JamieMarriage's picture
JamieMarriage from Sydney, Australia is reading Spider, Spin Me a Web - Lawrence Block March 28, 2012 - 2:10pm

It is damn good news. As a species we have spent roughly ten thousand years putting things down in hardcopy; it would really be sad if we lost the tactile nature of writing.

Plus it means the trees won't get the chance to take over...never trust a tree...

Boone Spaulding's picture
Boone Spaulding from Coldwater, Michigan, U.S.A. is reading Solarcide Presents: Nova Parade March 28, 2012 - 6:36pm

The battery in my Kindle died a few months ago, and I haven't replaced it or replaced my Kindle. So, I'll take credit for this spike in booksales...

(I have a bibliopathic personality disorder...)

Joshua Chaplinsky's picture
Joshua Chaplinsky from New York is reading Stories of YOUR Life March 28, 2012 - 7:21pm

Well, it is cheaper to buy your kid a book than an eReader.

JamieMarriage's picture
JamieMarriage from Sydney, Australia is reading Spider, Spin Me a Web - Lawrence Block March 29, 2012 - 2:16pm

If you are looking at it just from an economic point of view eReaders are a good idea.

Kobo $100 + One hundred eBooks $1000 (giving it $10 a piece on average) = $1100

Verses flesh and blood (page and binding) books:

Bookshelf $75 (for a reasonable one) + One hundred books $2000 (average Australian paperback is about $20) = $2075

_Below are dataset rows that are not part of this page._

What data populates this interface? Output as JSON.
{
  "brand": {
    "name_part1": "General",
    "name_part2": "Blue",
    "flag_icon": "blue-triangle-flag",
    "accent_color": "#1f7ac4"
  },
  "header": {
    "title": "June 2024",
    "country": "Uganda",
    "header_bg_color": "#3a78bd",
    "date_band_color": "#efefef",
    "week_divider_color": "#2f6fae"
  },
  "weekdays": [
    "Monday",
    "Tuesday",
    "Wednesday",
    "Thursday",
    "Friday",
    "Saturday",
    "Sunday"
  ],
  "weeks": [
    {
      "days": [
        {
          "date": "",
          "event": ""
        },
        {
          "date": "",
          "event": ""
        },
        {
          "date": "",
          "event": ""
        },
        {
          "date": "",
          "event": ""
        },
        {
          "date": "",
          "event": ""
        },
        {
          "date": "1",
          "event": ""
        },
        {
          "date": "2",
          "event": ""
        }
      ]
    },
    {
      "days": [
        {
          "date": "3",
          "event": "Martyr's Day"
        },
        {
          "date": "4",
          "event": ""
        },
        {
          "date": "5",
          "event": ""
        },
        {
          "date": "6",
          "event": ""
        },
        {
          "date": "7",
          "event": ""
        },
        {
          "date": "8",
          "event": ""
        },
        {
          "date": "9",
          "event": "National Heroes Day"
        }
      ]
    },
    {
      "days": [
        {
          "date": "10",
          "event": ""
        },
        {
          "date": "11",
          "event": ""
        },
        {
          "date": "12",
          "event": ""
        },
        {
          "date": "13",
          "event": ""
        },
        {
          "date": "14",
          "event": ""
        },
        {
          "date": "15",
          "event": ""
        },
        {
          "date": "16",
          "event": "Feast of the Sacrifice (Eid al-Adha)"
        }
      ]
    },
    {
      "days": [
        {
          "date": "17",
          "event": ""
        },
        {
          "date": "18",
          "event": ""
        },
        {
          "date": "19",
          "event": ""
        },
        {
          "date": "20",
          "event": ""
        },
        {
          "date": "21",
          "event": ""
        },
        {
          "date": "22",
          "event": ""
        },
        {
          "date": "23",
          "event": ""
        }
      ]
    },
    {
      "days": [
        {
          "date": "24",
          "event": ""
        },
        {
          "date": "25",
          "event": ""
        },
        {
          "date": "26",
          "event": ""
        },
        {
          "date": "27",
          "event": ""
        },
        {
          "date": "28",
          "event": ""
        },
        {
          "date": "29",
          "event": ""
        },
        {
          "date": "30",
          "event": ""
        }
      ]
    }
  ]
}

But I wonder about the long term when it comes to books; data gets corrupted, batteries die, and yet we still have documents dating back more that 5,000 years. So from a historical point of view, eBooks are just a fad.